Element data from apps and pages
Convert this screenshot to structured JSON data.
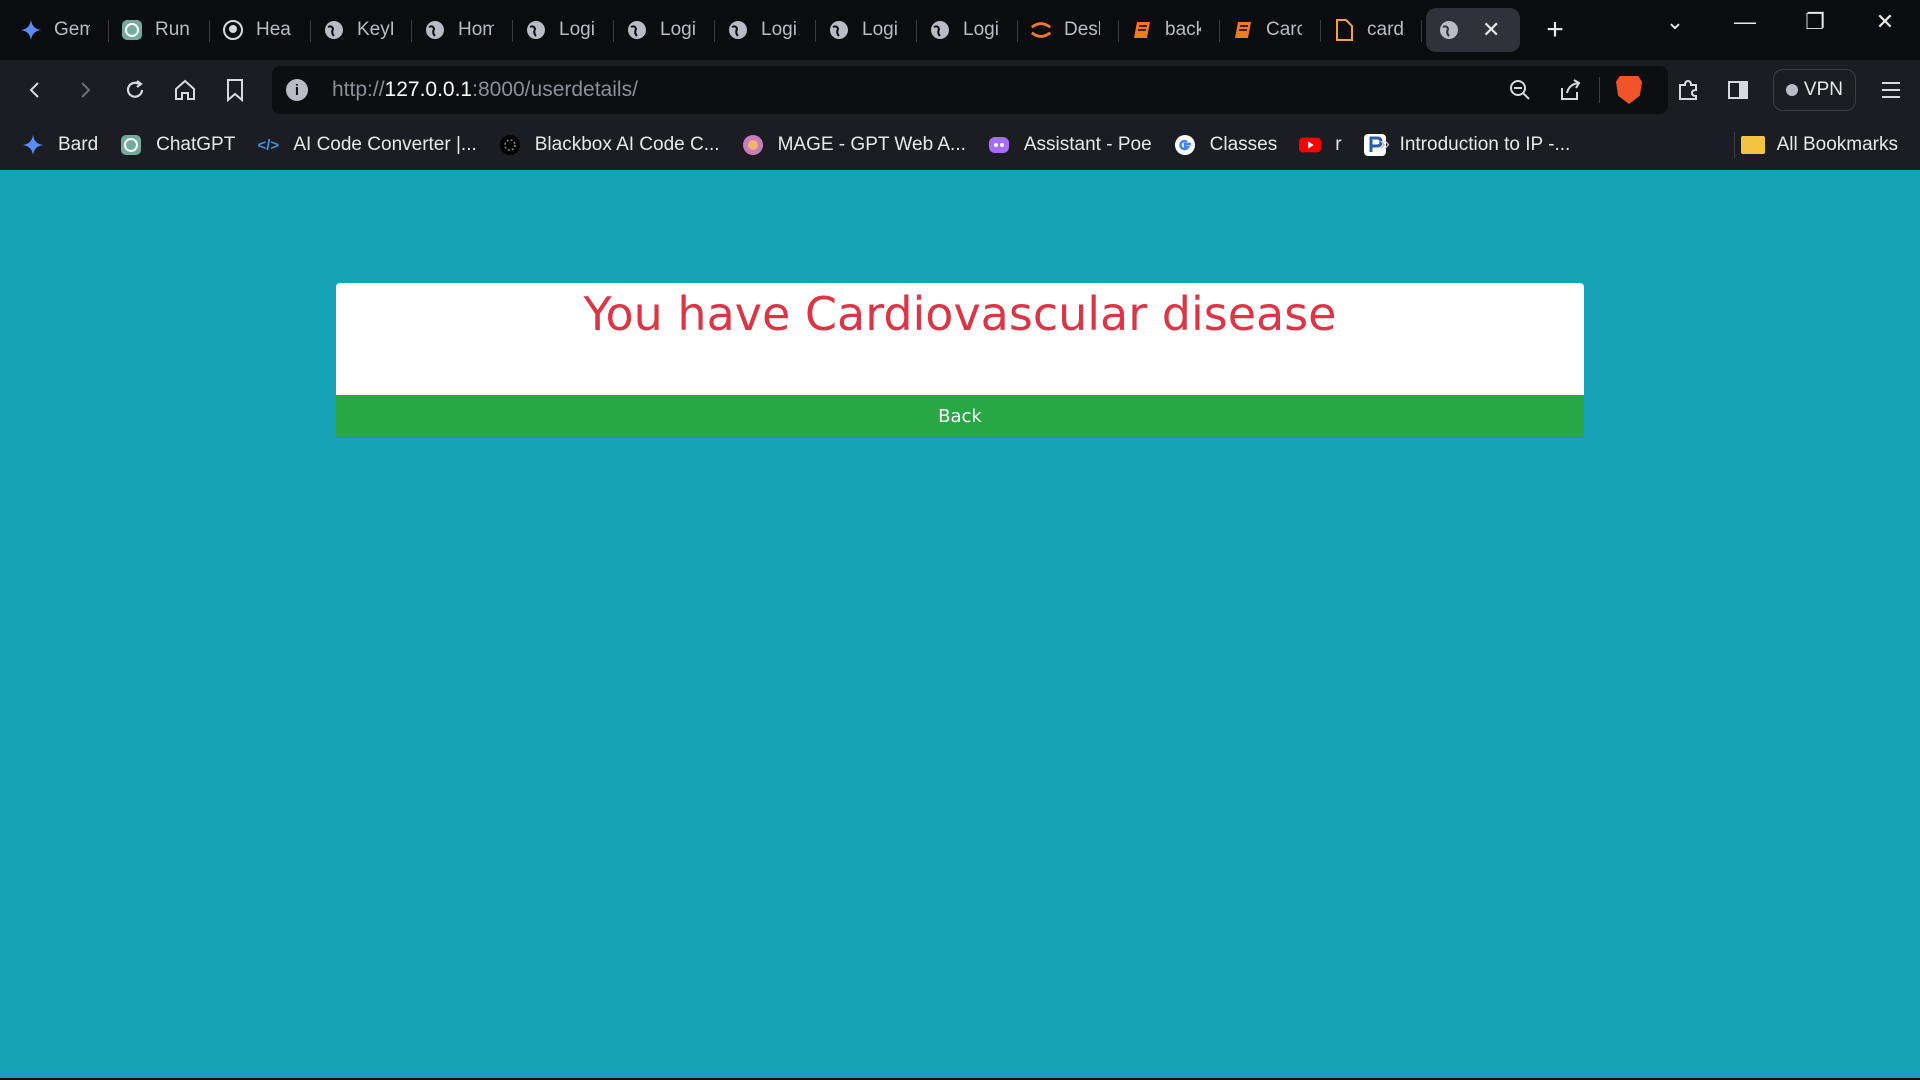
{
  "browser": {
    "tabs": [
      {
        "label": "Gem",
        "icon": "gemini-sparkle-icon"
      },
      {
        "label": "Run",
        "icon": "chatgpt-icon"
      },
      {
        "label": "Hear",
        "icon": "github-icon"
      },
      {
        "label": "KeyE",
        "icon": "globe-icon"
      },
      {
        "label": "Hom",
        "icon": "globe-icon"
      },
      {
        "label": "Logi",
        "icon": "globe-icon"
      },
      {
        "label": "Logi",
        "icon": "globe-icon"
      },
      {
        "label": "Logi",
        "icon": "globe-icon"
      },
      {
        "label": "Logi",
        "icon": "globe-icon"
      },
      {
        "label": "Logi",
        "icon": "globe-icon"
      },
      {
        "label": "Desl",
        "icon": "jupyter-icon"
      },
      {
        "label": "back",
        "icon": "notebook-icon"
      },
      {
        "label": "Carc",
        "icon": "notebook-icon"
      },
      {
        "label": "card",
        "icon": "file-icon"
      }
    ],
    "active_tab_icon": "globe-icon",
    "url_scheme": "http://",
    "url_host": "127.0.0.1",
    "url_rest": ":8000/userdetails/",
    "vpn_label": "VPN"
  },
  "bookmarks": [
    {
      "label": "Bard",
      "icon": "bard-sparkle-icon"
    },
    {
      "label": "ChatGPT",
      "icon": "chatgpt-icon"
    },
    {
      "label": "AI Code Converter |...",
      "icon": "code-icon"
    },
    {
      "label": "Blackbox AI Code C...",
      "icon": "blackbox-icon"
    },
    {
      "label": "MAGE - GPT Web A...",
      "icon": "mage-icon"
    },
    {
      "label": "Assistant - Poe",
      "icon": "poe-icon"
    },
    {
      "label": "Classes",
      "icon": "google-icon"
    },
    {
      "label": "r",
      "icon": "youtube-icon"
    },
    {
      "label": "Introduction to IP -...",
      "icon": "p-icon"
    }
  ],
  "bookmarks_more": "»",
  "all_bookmarks_label": "All Bookmarks",
  "page": {
    "result_text": "You have Cardiovascular disease",
    "back_label": "Back"
  },
  "colors": {
    "page_bg": "#17a2b8",
    "result_text": "#dc3545",
    "back_button": "#28a745"
  }
}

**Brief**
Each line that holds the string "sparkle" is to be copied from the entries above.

**Result below**
        "icon": "gemini-sparkle-icon"
      "icon": "bard-sparkle-icon"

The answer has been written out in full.